Peoria area employment trends by NAICS Industry
A review of growth and change in local employment in five key NAICS industries is presented below. Employment data reflect payroll employment in the five county Peoria-Pekin Metropolitan Statistical Area (Peoria, Tazewell, Woodford, Stark and Marshall Counties). All data have been seasonally adjusted by the CBER, allowing underlying economic trends to be observed.
The data show manufacturing's sensitivity to the business cycle. Manufacturing employment grew during the 1990's expansion, peaking at 35,000 during 2000. Manufacturing went on a decline in January 2001 and local manufacturing employment dropped below 26,500 by September of 2003. Subsequent economic growth lead to a partial recovery, to 32,000 jobs in the sector.
The US entered a recession in December 2007, with declines in manufacturing employment in the Peoria MSA until reaching a low of 24,400 in December 2009. In March 2014 the manufacturing employment reached 27,040 jobs.
Employment in Business/Professional services includes jobs at temporary help services sector, accounting and law firms, marketing and computer consulting services, and other similar service firms. The expansion of local business and professional services is reflected in the increase in area employment in the sector, increasing from 16,000 at the beginning of 2000 to 23,721 jobs in 2008.

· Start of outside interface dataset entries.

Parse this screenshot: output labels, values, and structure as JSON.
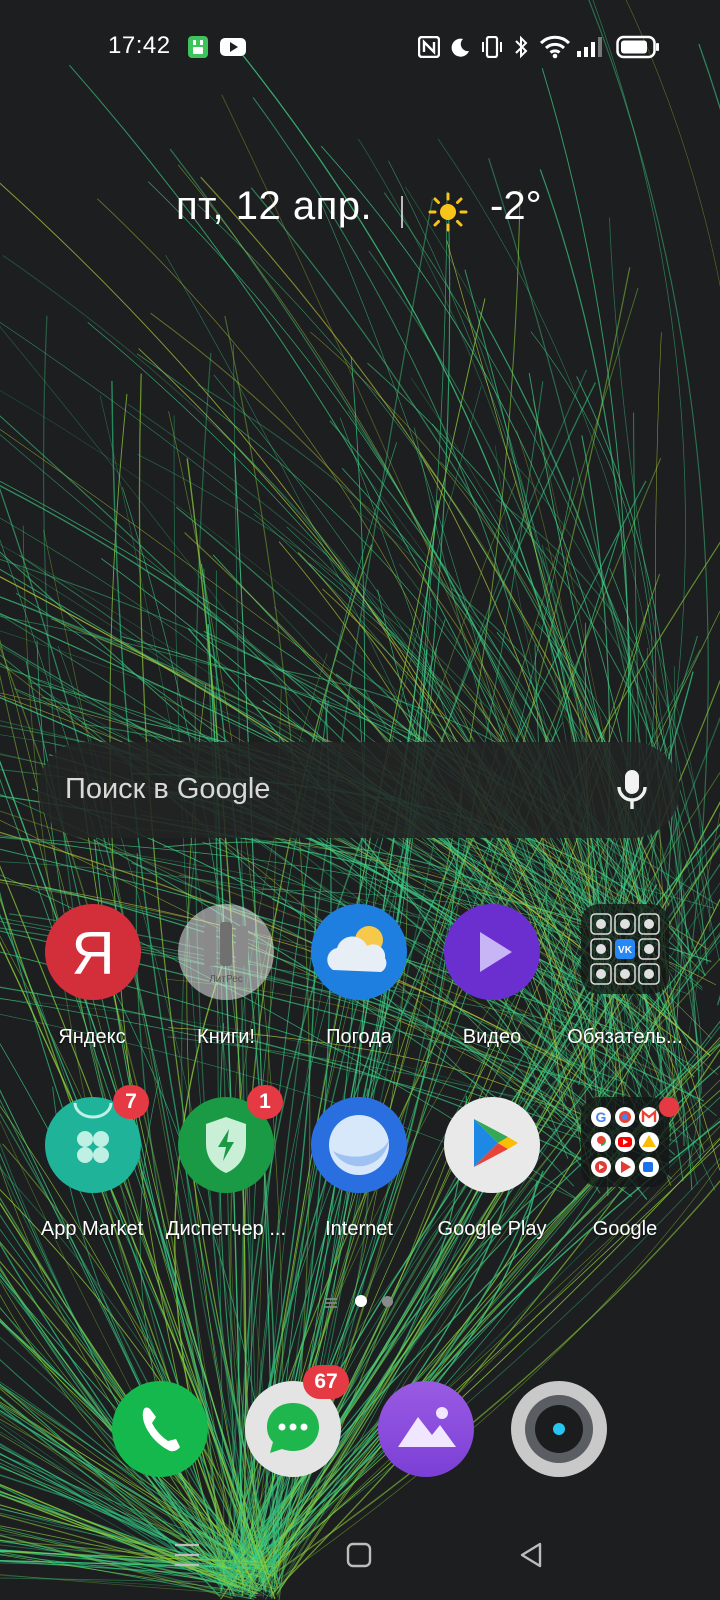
{
  "status_bar": {
    "time": "17:42",
    "left_icons": [
      "sim-manager-icon",
      "youtube-icon"
    ],
    "right_icons": [
      "nfc-icon",
      "do-not-disturb-icon",
      "vibrate-icon",
      "bluetooth-icon",
      "wifi-icon",
      "signal-icon",
      "battery-icon"
    ]
  },
  "widget": {
    "date": "пт, 12 апр.",
    "weather_icon": "sun-icon",
    "temperature": "-2°"
  },
  "search": {
    "placeholder": "Поиск в Google",
    "mic_icon": "mic-icon"
  },
  "apps": {
    "row1": [
      {
        "label": "Яндекс",
        "icon": "yandex-icon",
        "glyph": "Я"
      },
      {
        "label": "Книги!",
        "icon": "litres-icon",
        "subtext": "ЛитРес"
      },
      {
        "label": "Погода",
        "icon": "weather-icon"
      },
      {
        "label": "Видео",
        "icon": "video-icon"
      },
      {
        "label": "Обязатель...",
        "icon": "folder-icon",
        "folder_badge": "VK"
      }
    ],
    "row2": [
      {
        "label": "App Market",
        "icon": "app-market-icon",
        "badge": "7"
      },
      {
        "label": "Диспетчер ...",
        "icon": "phone-manager-icon",
        "badge": "1"
      },
      {
        "label": "Internet",
        "icon": "browser-icon"
      },
      {
        "label": "Google Play",
        "icon": "google-play-icon"
      },
      {
        "label": "Google",
        "icon": "google-folder-icon",
        "folder_letter": "G"
      }
    ]
  },
  "page_indicator": {
    "pages": 2,
    "current": 1
  },
  "dock": [
    {
      "name": "phone",
      "icon": "phone-icon"
    },
    {
      "name": "messages",
      "icon": "messages-icon",
      "badge": "67"
    },
    {
      "name": "gallery",
      "icon": "gallery-icon"
    },
    {
      "name": "camera",
      "icon": "camera-icon"
    }
  ],
  "nav_bar": [
    "menu-icon",
    "home-icon",
    "back-icon"
  ],
  "colors": {
    "background": "#1c1e1f",
    "badge": "#e53944",
    "wallpaper_strands": [
      "#2fb87a",
      "#3fcf86",
      "#8fcf3a",
      "#b9c93a"
    ]
  }
}
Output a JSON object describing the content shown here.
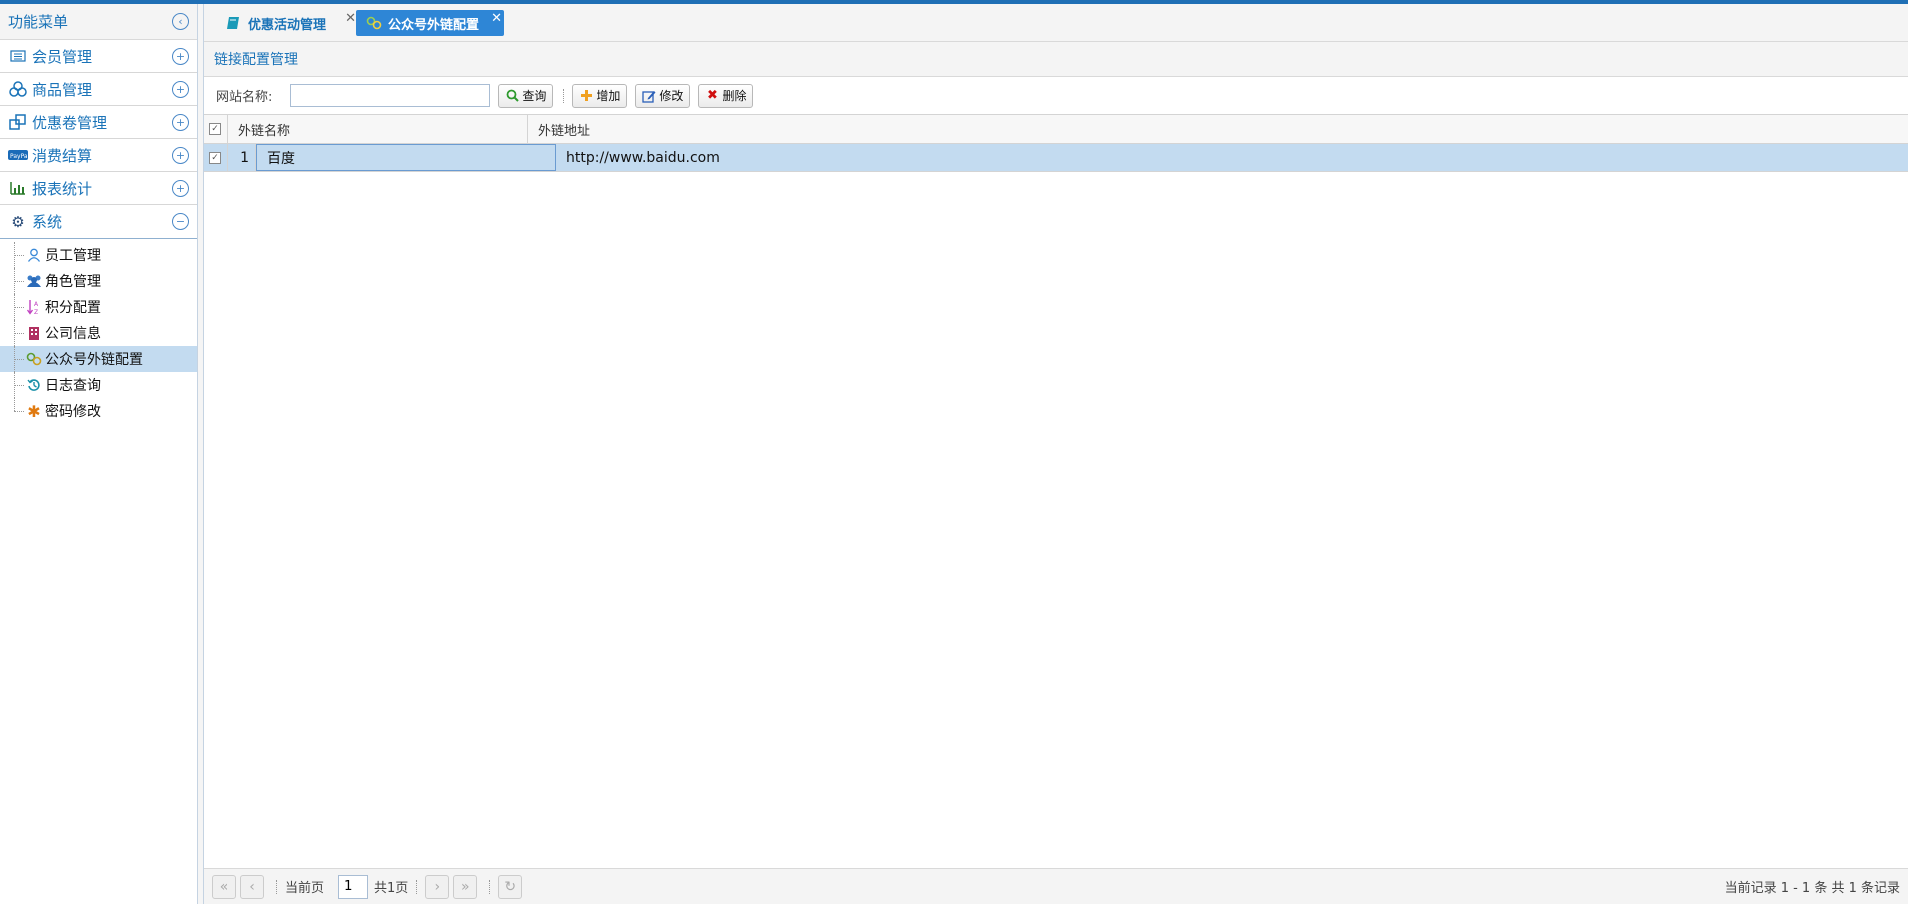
{
  "sidebar": {
    "title": "功能菜单",
    "menus": [
      {
        "label": "会员管理",
        "icon": "member-list-icon"
      },
      {
        "label": "商品管理",
        "icon": "products-icon"
      },
      {
        "label": "优惠卷管理",
        "icon": "coupon-icon"
      },
      {
        "label": "消费结算",
        "icon": "paypal-icon"
      },
      {
        "label": "报表统计",
        "icon": "bar-chart-icon"
      },
      {
        "label": "系统",
        "icon": "gear-icon"
      }
    ],
    "system_items": [
      {
        "label": "员工管理",
        "icon": "user-icon"
      },
      {
        "label": "角色管理",
        "icon": "users-icon"
      },
      {
        "label": "积分配置",
        "icon": "sort-az-icon"
      },
      {
        "label": "公司信息",
        "icon": "building-icon"
      },
      {
        "label": "公众号外链配置",
        "icon": "link-icon"
      },
      {
        "label": "日志查询",
        "icon": "history-icon"
      },
      {
        "label": "密码修改",
        "icon": "asterisk-icon"
      }
    ]
  },
  "tabs": [
    {
      "label": "优惠活动管理",
      "icon": "book-icon"
    },
    {
      "label": "公众号外链配置",
      "icon": "link-icon"
    }
  ],
  "panel": {
    "title": "链接配置管理"
  },
  "toolbar": {
    "site_name_label": "网站名称:",
    "site_name_value": "",
    "query_label": "查询",
    "add_label": "增加",
    "edit_label": "修改",
    "delete_label": "删除"
  },
  "grid": {
    "columns": [
      "外链名称",
      "外链地址"
    ],
    "rows": [
      {
        "index": "1",
        "name": "百度",
        "url": "http://www.baidu.com"
      }
    ]
  },
  "pager": {
    "current_label": "当前页",
    "page": "1",
    "total_label": "共1页",
    "info": "当前记录 1 - 1 条 共 1 条记录"
  },
  "colors": {
    "accent": "#2e86d6",
    "selected_row": "#c3dbf0",
    "topbar": "#1f6fb5"
  }
}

The US entered a recession in December 2007, with declines in Business/Professional Services employment to a low of 20,100 in July 2009. In March 2014 the employment in the Peoria MSA was back up to 20,941 jobs.

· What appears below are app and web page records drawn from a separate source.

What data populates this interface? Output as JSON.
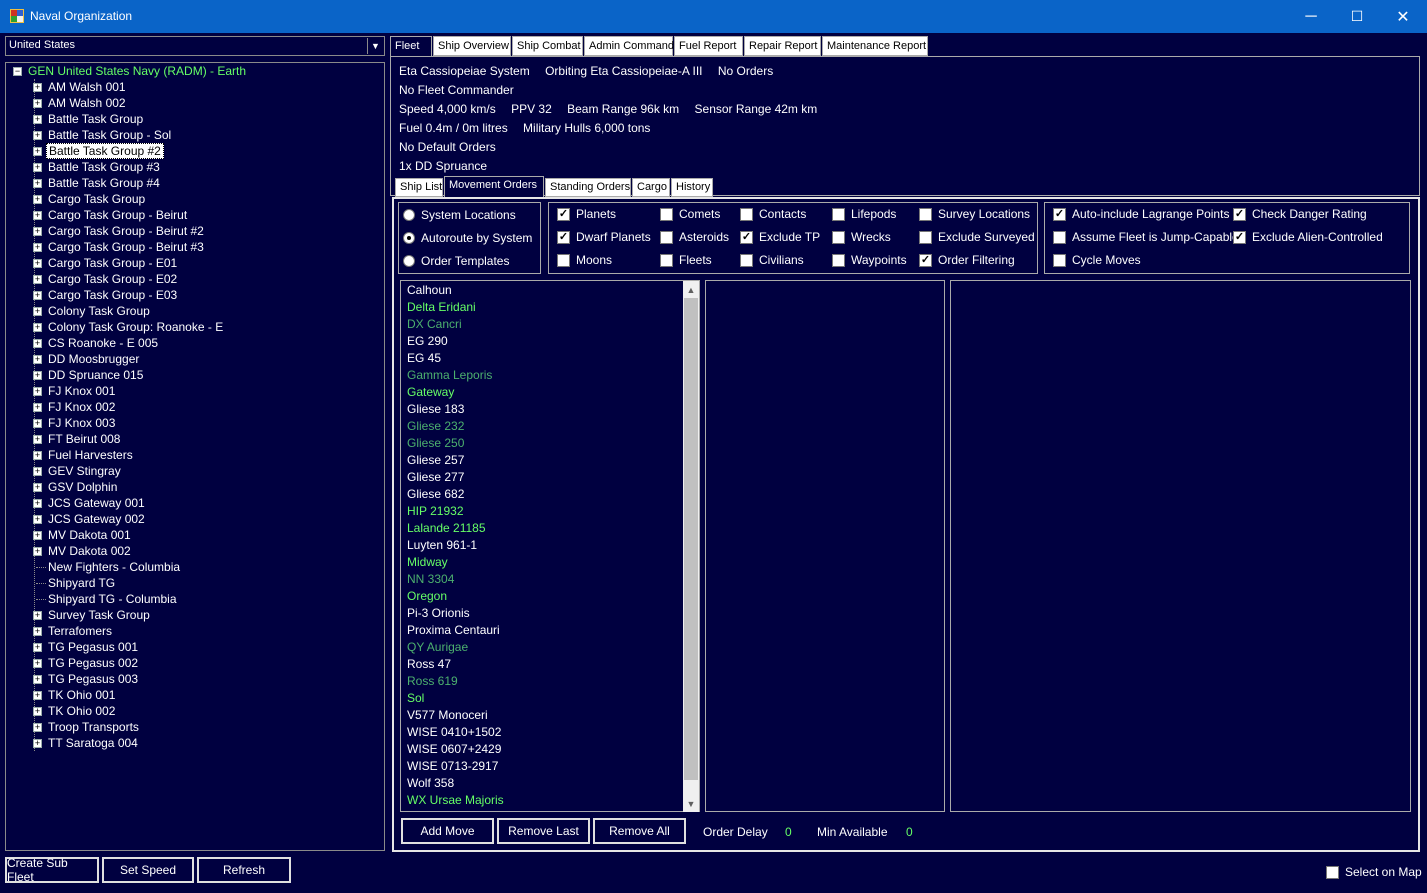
{
  "window": {
    "title": "Naval Organization",
    "minimize": "─",
    "maximize": "☐",
    "close": "✕"
  },
  "left": {
    "country": "United States",
    "tree_root": "GEN United States Navy  (RADM)  -  Earth",
    "tree_items": [
      {
        "label": "AM Walsh 001",
        "exp": true
      },
      {
        "label": "AM Walsh 002",
        "exp": true
      },
      {
        "label": "Battle Task Group",
        "exp": true
      },
      {
        "label": "Battle Task Group - Sol",
        "exp": true
      },
      {
        "label": "Battle Task Group #2",
        "exp": true,
        "selected": true
      },
      {
        "label": "Battle Task Group #3",
        "exp": true
      },
      {
        "label": "Battle Task Group #4",
        "exp": true
      },
      {
        "label": "Cargo Task Group",
        "exp": true
      },
      {
        "label": "Cargo Task Group - Beirut",
        "exp": true
      },
      {
        "label": "Cargo Task Group - Beirut #2",
        "exp": true
      },
      {
        "label": "Cargo Task Group - Beirut #3",
        "exp": true
      },
      {
        "label": "Cargo Task Group - E01",
        "exp": true
      },
      {
        "label": "Cargo Task Group - E02",
        "exp": true
      },
      {
        "label": "Cargo Task Group - E03",
        "exp": true
      },
      {
        "label": "Colony Task Group",
        "exp": true
      },
      {
        "label": "Colony Task Group: Roanoke - E",
        "exp": true
      },
      {
        "label": "CS Roanoke - E 005",
        "exp": true
      },
      {
        "label": "DD Moosbrugger",
        "exp": true
      },
      {
        "label": "DD Spruance 015",
        "exp": true
      },
      {
        "label": "FJ Knox 001",
        "exp": true
      },
      {
        "label": "FJ Knox 002",
        "exp": true
      },
      {
        "label": "FJ Knox 003",
        "exp": true
      },
      {
        "label": "FT Beirut 008",
        "exp": true
      },
      {
        "label": "Fuel Harvesters",
        "exp": true
      },
      {
        "label": "GEV Stingray",
        "exp": true
      },
      {
        "label": "GSV Dolphin",
        "exp": true
      },
      {
        "label": "JCS Gateway 001",
        "exp": true
      },
      {
        "label": "JCS Gateway 002",
        "exp": true
      },
      {
        "label": "MV Dakota 001",
        "exp": true
      },
      {
        "label": "MV Dakota 002",
        "exp": true
      },
      {
        "label": "New Fighters - Columbia",
        "exp": false
      },
      {
        "label": "Shipyard TG",
        "exp": false
      },
      {
        "label": "Shipyard TG - Columbia",
        "exp": false
      },
      {
        "label": "Survey Task Group",
        "exp": true
      },
      {
        "label": "Terrafomers",
        "exp": true
      },
      {
        "label": "TG Pegasus 001",
        "exp": true
      },
      {
        "label": "TG Pegasus 002",
        "exp": true
      },
      {
        "label": "TG Pegasus 003",
        "exp": true
      },
      {
        "label": "TK Ohio 001",
        "exp": true
      },
      {
        "label": "TK Ohio 002",
        "exp": true
      },
      {
        "label": "Troop Transports",
        "exp": true
      },
      {
        "label": "TT Saratoga 004",
        "exp": true
      }
    ],
    "buttons": {
      "create_sub_fleet": "Create Sub Fleet",
      "set_speed": "Set Speed",
      "refresh": "Refresh"
    }
  },
  "tabs": [
    "Fleet",
    "Ship Overview",
    "Ship Combat",
    "Admin Command",
    "Fuel Report",
    "Repair Report",
    "Maintenance Report"
  ],
  "fleet_info": {
    "line1": [
      "Eta Cassiopeiae System",
      "Orbiting Eta Cassiopeiae-A III",
      "No Orders"
    ],
    "line2": "No Fleet Commander",
    "line3": [
      "Speed 4,000 km/s",
      "PPV 32",
      "Beam Range 96k  km",
      "Sensor Range 42m  km"
    ],
    "line4": [
      "Fuel 0.4m / 0m litres",
      "Military Hulls 6,000 tons"
    ],
    "line5": "No Default Orders",
    "line6": "1x DD Spruance"
  },
  "subtabs": [
    "Ship List",
    "Movement Orders",
    "Standing Orders",
    "Cargo",
    "History"
  ],
  "radios": [
    {
      "label": "System Locations",
      "checked": false
    },
    {
      "label": "Autoroute by System",
      "checked": true
    },
    {
      "label": "Order Templates",
      "checked": false
    }
  ],
  "filters": [
    {
      "label": "Planets",
      "checked": true
    },
    {
      "label": "Comets",
      "checked": false
    },
    {
      "label": "Contacts",
      "checked": false
    },
    {
      "label": "Lifepods",
      "checked": false
    },
    {
      "label": "Survey Locations",
      "checked": false
    },
    {
      "label": "Dwarf Planets",
      "checked": true
    },
    {
      "label": "Asteroids",
      "checked": false
    },
    {
      "label": "Exclude TP",
      "checked": true
    },
    {
      "label": "Wrecks",
      "checked": false
    },
    {
      "label": "Exclude Surveyed",
      "checked": false
    },
    {
      "label": "Moons",
      "checked": false
    },
    {
      "label": "Fleets",
      "checked": false
    },
    {
      "label": "Civilians",
      "checked": false
    },
    {
      "label": "Waypoints",
      "checked": false
    },
    {
      "label": "Order Filtering",
      "checked": true
    }
  ],
  "options": [
    {
      "label": "Auto-include Lagrange Points",
      "checked": true
    },
    {
      "label": "Check Danger Rating",
      "checked": true
    },
    {
      "label": "Assume Fleet is Jump-Capable",
      "checked": false
    },
    {
      "label": "Exclude Alien-Controlled",
      "checked": true
    },
    {
      "label": "Cycle Moves",
      "checked": false
    }
  ],
  "systems": [
    {
      "name": "Calhoun",
      "color": "white"
    },
    {
      "name": "Delta Eridani",
      "color": "green"
    },
    {
      "name": "DX Cancri",
      "color": "dim"
    },
    {
      "name": "EG 290",
      "color": "white"
    },
    {
      "name": "EG 45",
      "color": "white"
    },
    {
      "name": "Gamma Leporis",
      "color": "dim"
    },
    {
      "name": "Gateway",
      "color": "green"
    },
    {
      "name": "Gliese 183",
      "color": "white"
    },
    {
      "name": "Gliese 232",
      "color": "dim"
    },
    {
      "name": "Gliese 250",
      "color": "dim"
    },
    {
      "name": "Gliese 257",
      "color": "white"
    },
    {
      "name": "Gliese 277",
      "color": "white"
    },
    {
      "name": "Gliese 682",
      "color": "white"
    },
    {
      "name": "HIP 21932",
      "color": "green"
    },
    {
      "name": "Lalande 21185",
      "color": "green"
    },
    {
      "name": "Luyten 961-1",
      "color": "white"
    },
    {
      "name": "Midway",
      "color": "green"
    },
    {
      "name": "NN 3304",
      "color": "dim"
    },
    {
      "name": "Oregon",
      "color": "green"
    },
    {
      "name": "Pi-3 Orionis",
      "color": "white"
    },
    {
      "name": "Proxima Centauri",
      "color": "white"
    },
    {
      "name": "QY Aurigae",
      "color": "dim"
    },
    {
      "name": "Ross 47",
      "color": "white"
    },
    {
      "name": "Ross 619",
      "color": "dim"
    },
    {
      "name": "Sol",
      "color": "green"
    },
    {
      "name": "V577 Monoceri",
      "color": "white"
    },
    {
      "name": "WISE 0410+1502",
      "color": "white"
    },
    {
      "name": "WISE 0607+2429",
      "color": "white"
    },
    {
      "name": "WISE 0713-2917",
      "color": "white"
    },
    {
      "name": "Wolf 358",
      "color": "white"
    },
    {
      "name": "WX Ursae Majoris",
      "color": "green"
    }
  ],
  "bottom": {
    "add_move": "Add Move",
    "remove_last": "Remove Last",
    "remove_all": "Remove All",
    "order_delay_label": "Order Delay",
    "order_delay_value": "0",
    "min_available_label": "Min Available",
    "min_available_value": "0",
    "select_on_map": "Select on Map"
  }
}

Health Care Services
Health care services in Peoria MSA have grown since the beginning of 2002, with employment increasing until December 2008 when the number of jobs in health care services peaked at slightly over 30,000 employees. Following the recession, the number of jobs in this sector decreased and fell to 28,955 by January 2010. In March 2014 employment in the sector was 31,575 jobs.
Employment in the hospitality/entertainment category is primarily in restaurants and bars, but includes also hotels, gambling establishments, and other recreational services.
Employment in this sector has shown little overall growth since 2000. There were about 18,000 jobs in 2000; by March 2014 there were 18,020 jobs in the hospitality/entertainment sector.
There has been little overall growth in employment in retail trade since 2000.
Employment in retail trade was nearly 28,000 jobs in 2000, and was 25,138 by March 2014.
The CBER relies on the Seasonal Decomposition procedure in SPSS for seasonal adjustment. The seasonal adjustment procedure removes the impact of seasonal components, i.e., the predictable seasonal variations of the data, so that underlying trends in the data series can be more readily discerned.